--- PROBLEM STATEMENT ---
Nothing but the pictures should go missing; return all the entries below exactly.

--- DATA FOR THIS TASK ---
++++++++++

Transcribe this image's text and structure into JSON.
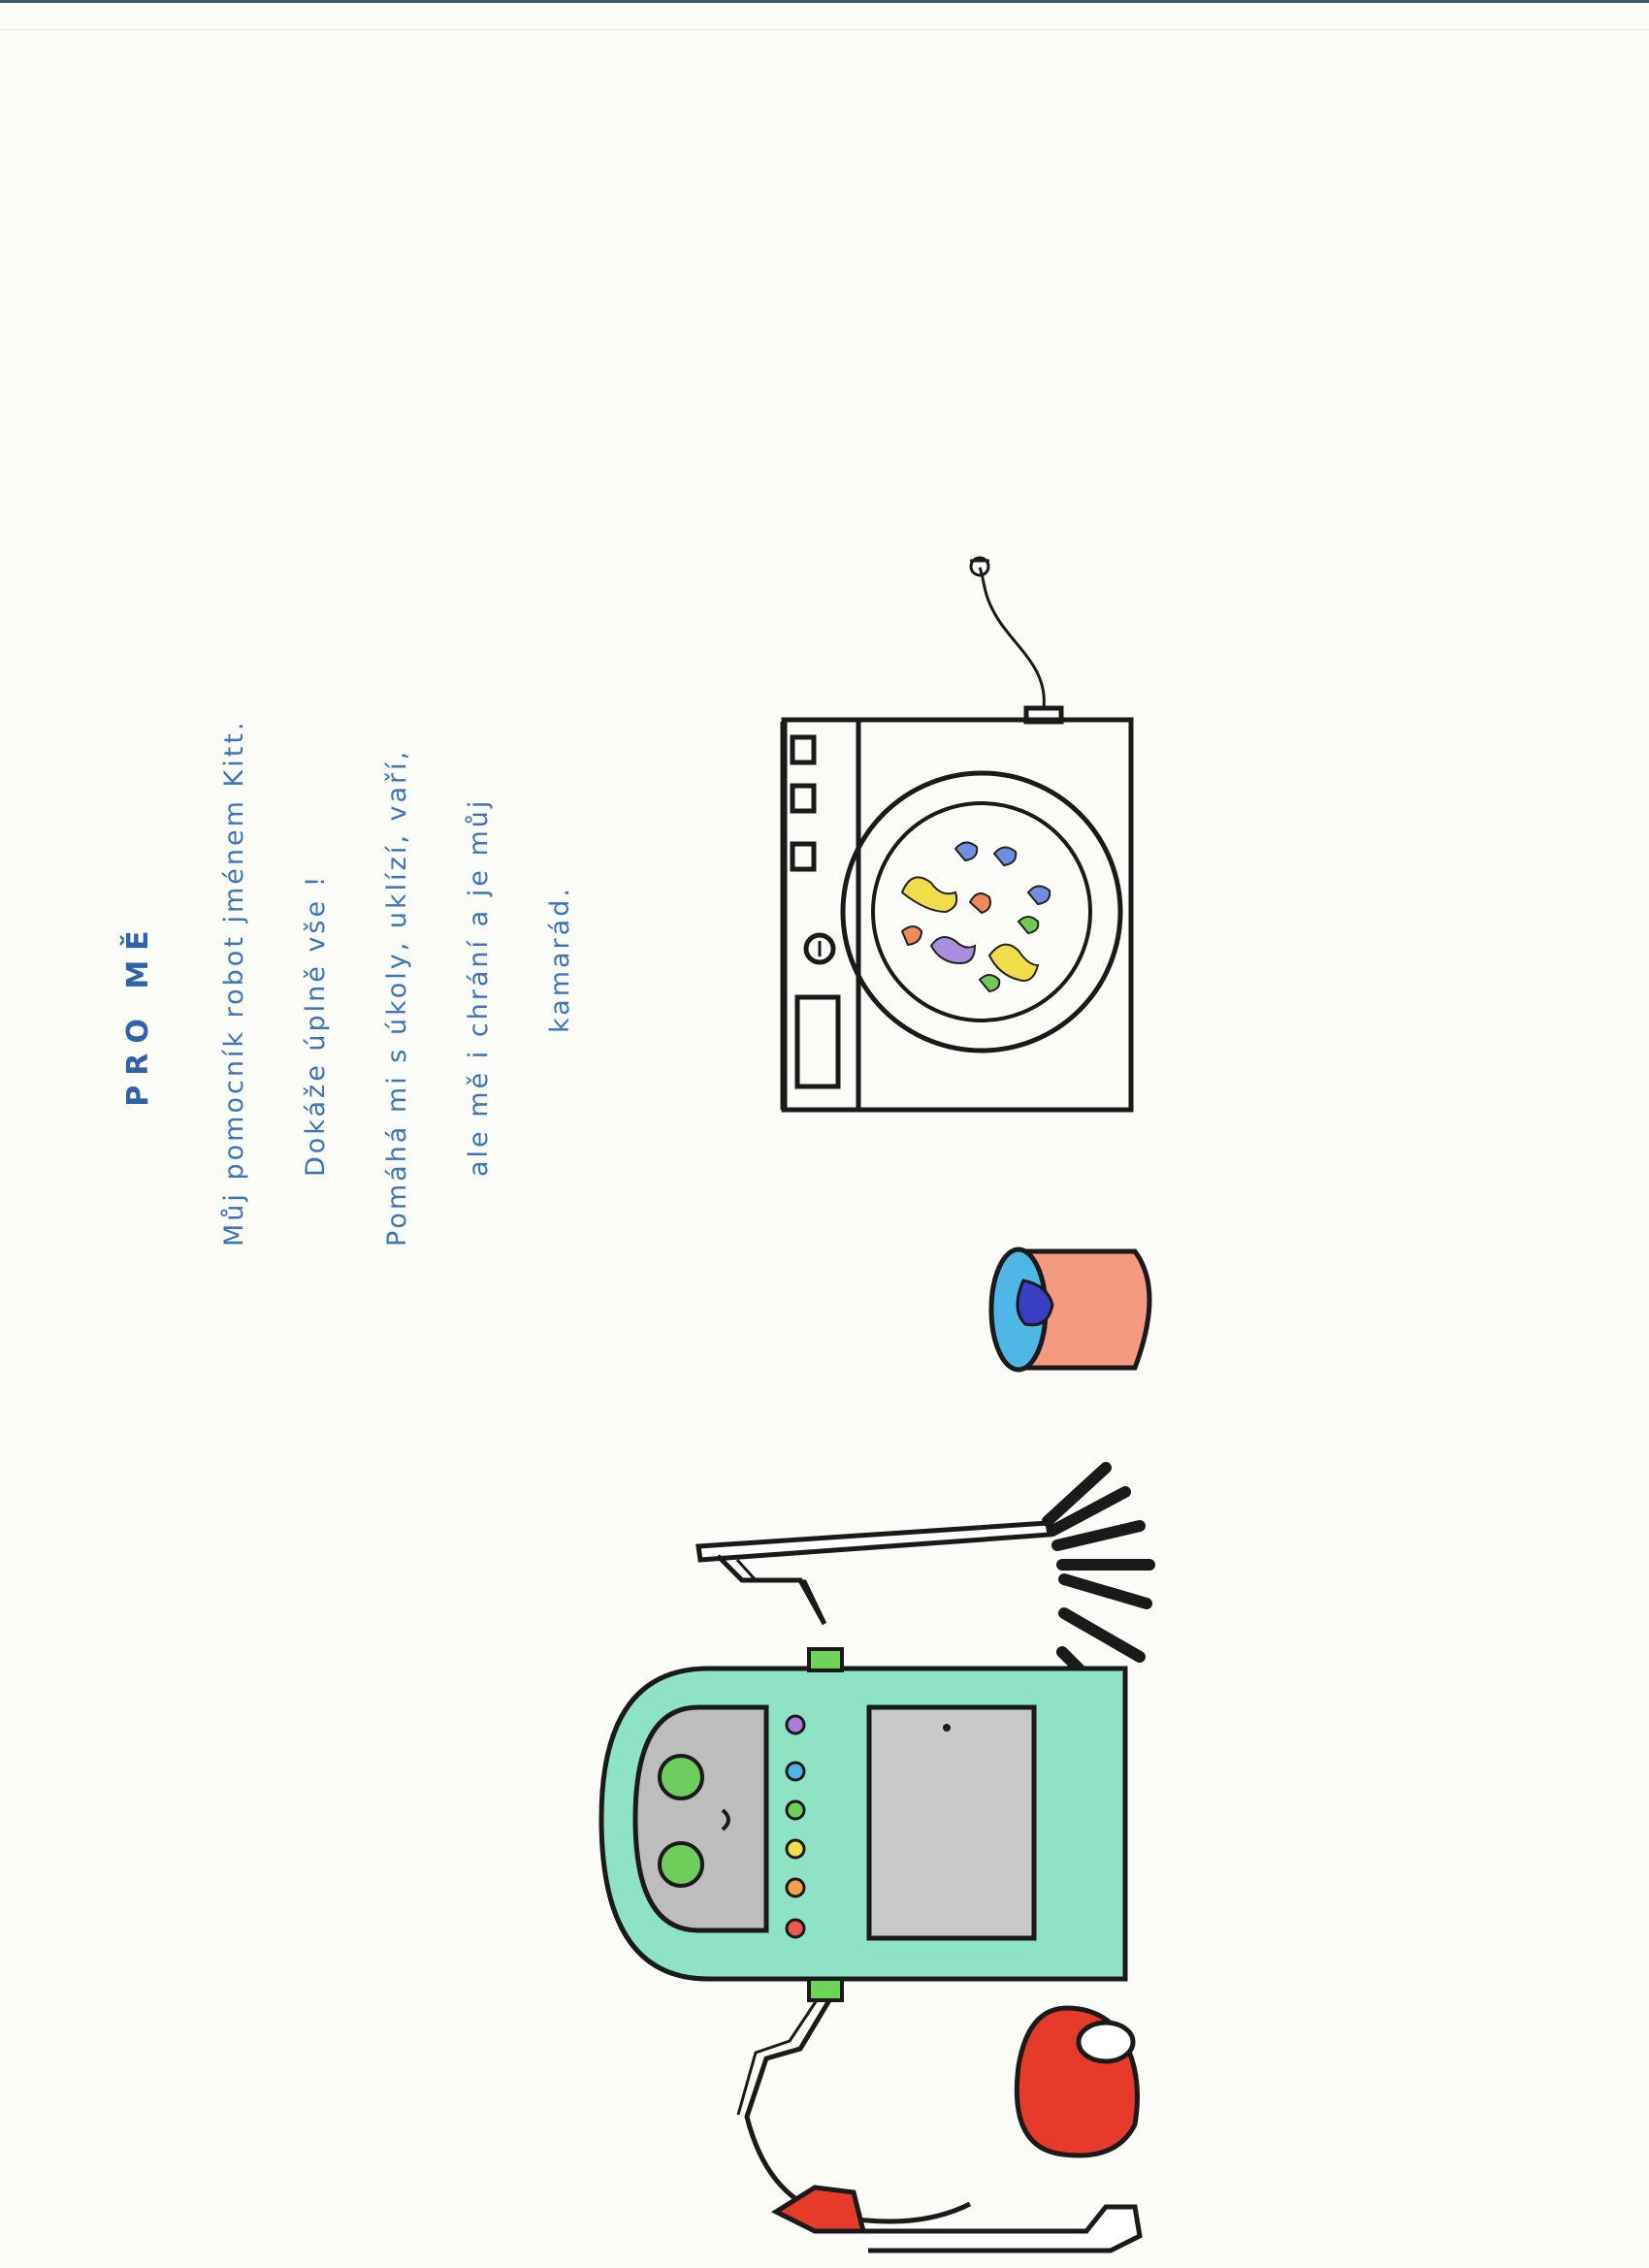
{
  "drawing": {
    "title": "PRO MĚ",
    "text_lines": [
      "Můj pomocník robot jménem Kitt.",
      "Dokáže úplně vše !",
      "Pomáhá mi s úkoly, uklízí, vaří,",
      "ale mě i chrání a je můj",
      "kamarád."
    ]
  }
}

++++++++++

--- RESPONSE TO THIS TASK ---
Transcribe this image's text and structure into JSON.
{
  "drawing": {
    "title": "PRO MĚ",
    "text_lines": [
      "Můj pomocník robot jménem Kitt.",
      "Dokáže úplně vše !",
      "Pomáhá mi s úkoly, uklízí, vaří,",
      "ale mě i chrání a je můj",
      "kamarád."
    ]
  }
}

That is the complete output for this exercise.